RECORDED INFORMATION:
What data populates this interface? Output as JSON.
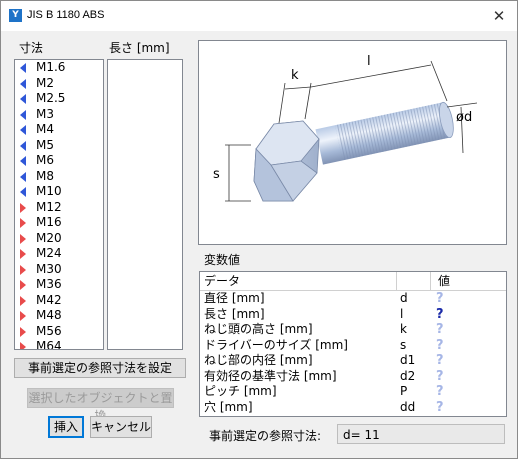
{
  "window": {
    "title": "JIS B 1180 ABS",
    "app_icon": "Y",
    "close_glyph": "✕"
  },
  "sizes": {
    "label": "寸法",
    "items": [
      {
        "label": "M1.6",
        "marker": "blue-left"
      },
      {
        "label": "M2",
        "marker": "blue-left"
      },
      {
        "label": "M2.5",
        "marker": "blue-left"
      },
      {
        "label": "M3",
        "marker": "blue-left"
      },
      {
        "label": "M4",
        "marker": "blue-left"
      },
      {
        "label": "M5",
        "marker": "blue-left"
      },
      {
        "label": "M6",
        "marker": "blue-left"
      },
      {
        "label": "M8",
        "marker": "blue-left"
      },
      {
        "label": "M10",
        "marker": "blue-left"
      },
      {
        "label": "M12",
        "marker": "red-right"
      },
      {
        "label": "M16",
        "marker": "red-right"
      },
      {
        "label": "M20",
        "marker": "red-right"
      },
      {
        "label": "M24",
        "marker": "red-right"
      },
      {
        "label": "M30",
        "marker": "red-right"
      },
      {
        "label": "M36",
        "marker": "red-right"
      },
      {
        "label": "M42",
        "marker": "red-right"
      },
      {
        "label": "M48",
        "marker": "red-right"
      },
      {
        "label": "M56",
        "marker": "red-right"
      },
      {
        "label": "M64",
        "marker": "red-right"
      }
    ]
  },
  "lengths": {
    "label": "長さ [mm]"
  },
  "diagram": {
    "k": "k",
    "l": "l",
    "s": "s",
    "d": "ød"
  },
  "variables": {
    "label": "変数値",
    "columns": {
      "data": "データ",
      "value": "値"
    },
    "rows": [
      {
        "name": "直径 [mm]",
        "symbol": "d",
        "status": "light"
      },
      {
        "name": "長さ [mm]",
        "symbol": "l",
        "status": "dark"
      },
      {
        "name": "ねじ頭の高さ [mm]",
        "symbol": "k",
        "status": "light"
      },
      {
        "name": "ドライバーのサイズ [mm]",
        "symbol": "s",
        "status": "light"
      },
      {
        "name": "ねじ部の内径 [mm]",
        "symbol": "d1",
        "status": "light"
      },
      {
        "name": "有効径の基準寸法 [mm]",
        "symbol": "d2",
        "status": "light"
      },
      {
        "name": "ピッチ [mm]",
        "symbol": "P",
        "status": "light"
      },
      {
        "name": "穴 [mm]",
        "symbol": "dd",
        "status": "light"
      }
    ],
    "placeholder": "?"
  },
  "buttons": {
    "set_reference": "事前選定の参照寸法を設定",
    "replace": "選択したオブジェクトと置換",
    "insert": "挿入",
    "cancel": "キャンセル"
  },
  "reference": {
    "label": "事前選定の参照寸法:",
    "value": "d= 11"
  },
  "colors": {
    "marker_blue": "#2f57d8",
    "marker_red": "#e84b4b",
    "q_light": "#a6b6e6",
    "q_dark": "#1a2aa8"
  }
}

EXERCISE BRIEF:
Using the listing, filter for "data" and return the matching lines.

WRITTEN ANSWER:
What data populates this interface? Output as JSON.
      "data": "データ",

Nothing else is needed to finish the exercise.